Pulmonary embolism (PE) in pregnancy is a serious problem. This important and potentially fatal disease has an estimated incidence of 10.6 per 100,000 in pregnant women. Typically, either a CT pulmonary angiogram (CTPA) or a ventilation/perfusion scan is conducted to investigate PE, but information on CTPA in the literature is scarce. How does it fare in pregnant women? Is it safe? Find out from a relatively large U.K. study presented at the European Society of Thoracic Imaging (ESTI) 2014 meeting.
Also from the U.K., researchers found standard image processing algorithms help mammography detect calcification clusters more effectively than low-contrast or film-screen algorithms and could reduce false positives. What else did they find? Click here to learn more.
Do long reading times affect a radiologist's performance, particularly when it comes to mammograms? Do eyes start to glaze over and abnormalities get missed? A research team investigated just that. Data from six previously published studies that assessed radiologist performance over the course of reading sessions were re-evaluated. Read their results.
Also in your Women's Imaging Digital Community, one of our columnists, the Maverinck, has tackled the statistical minefield of breast screening. He writes that many authors use the wrong methods, draw general conclusions from a small number of case studies, and confuse correlation and causation. Ouch. Discover what else he has to say.
The new chair of the Breast Imaging Working Group of the German Radiological Society has lots of plans for the group under his leadership. Dr. Markus Müller-Schimpfle wants to strengthen standardization and use the language of consensus to help improve safety for service users and, in doing so, encouraging wider acceptance of breast diagnostics. Read what else he's up to.
Last but not least, after a Belgian breast screening program went digital, researchers found subtle differences in performance between digital and analog mammography systems. One of them was a major difference in radiation dose, based on whether sites used digital or computed radiography.

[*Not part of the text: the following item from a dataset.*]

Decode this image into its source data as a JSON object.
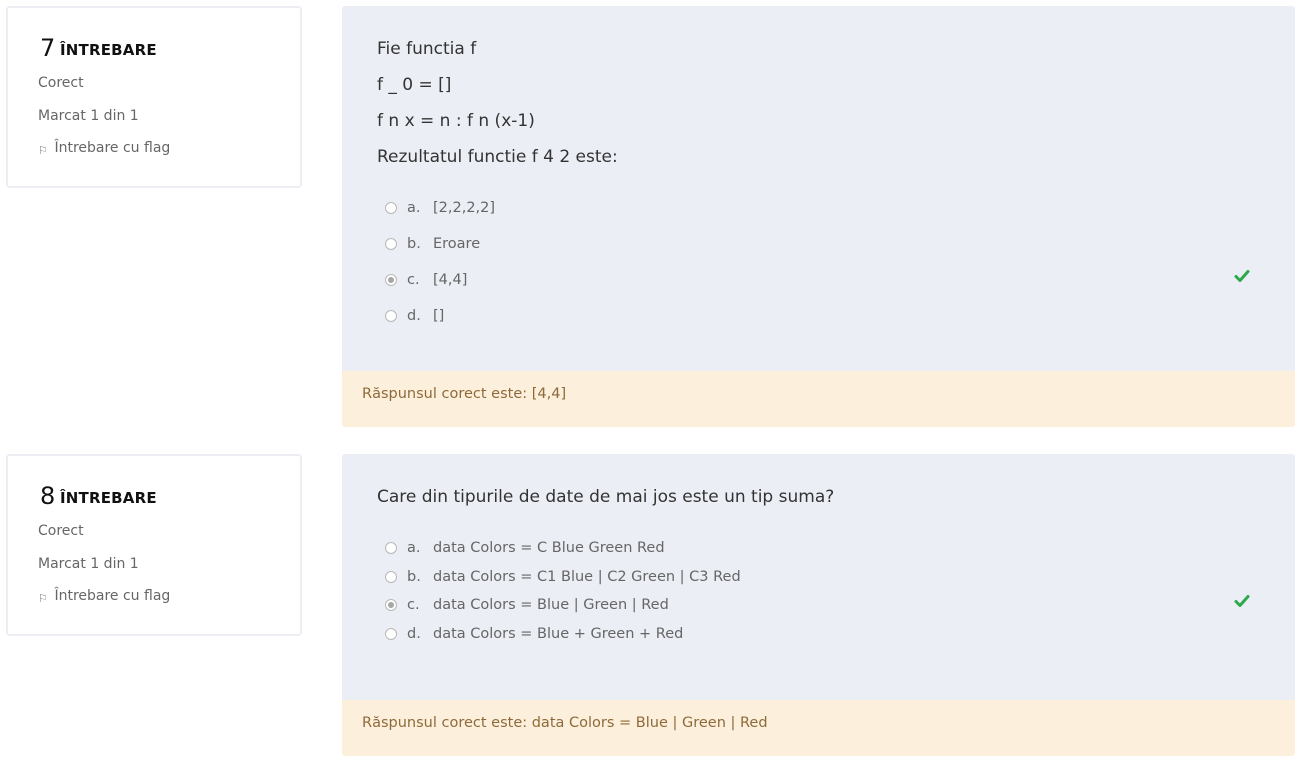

That's just a smattering of the articles to be found in your Women's Imaging Digital Community. Be sure to check out the rest of them below this message.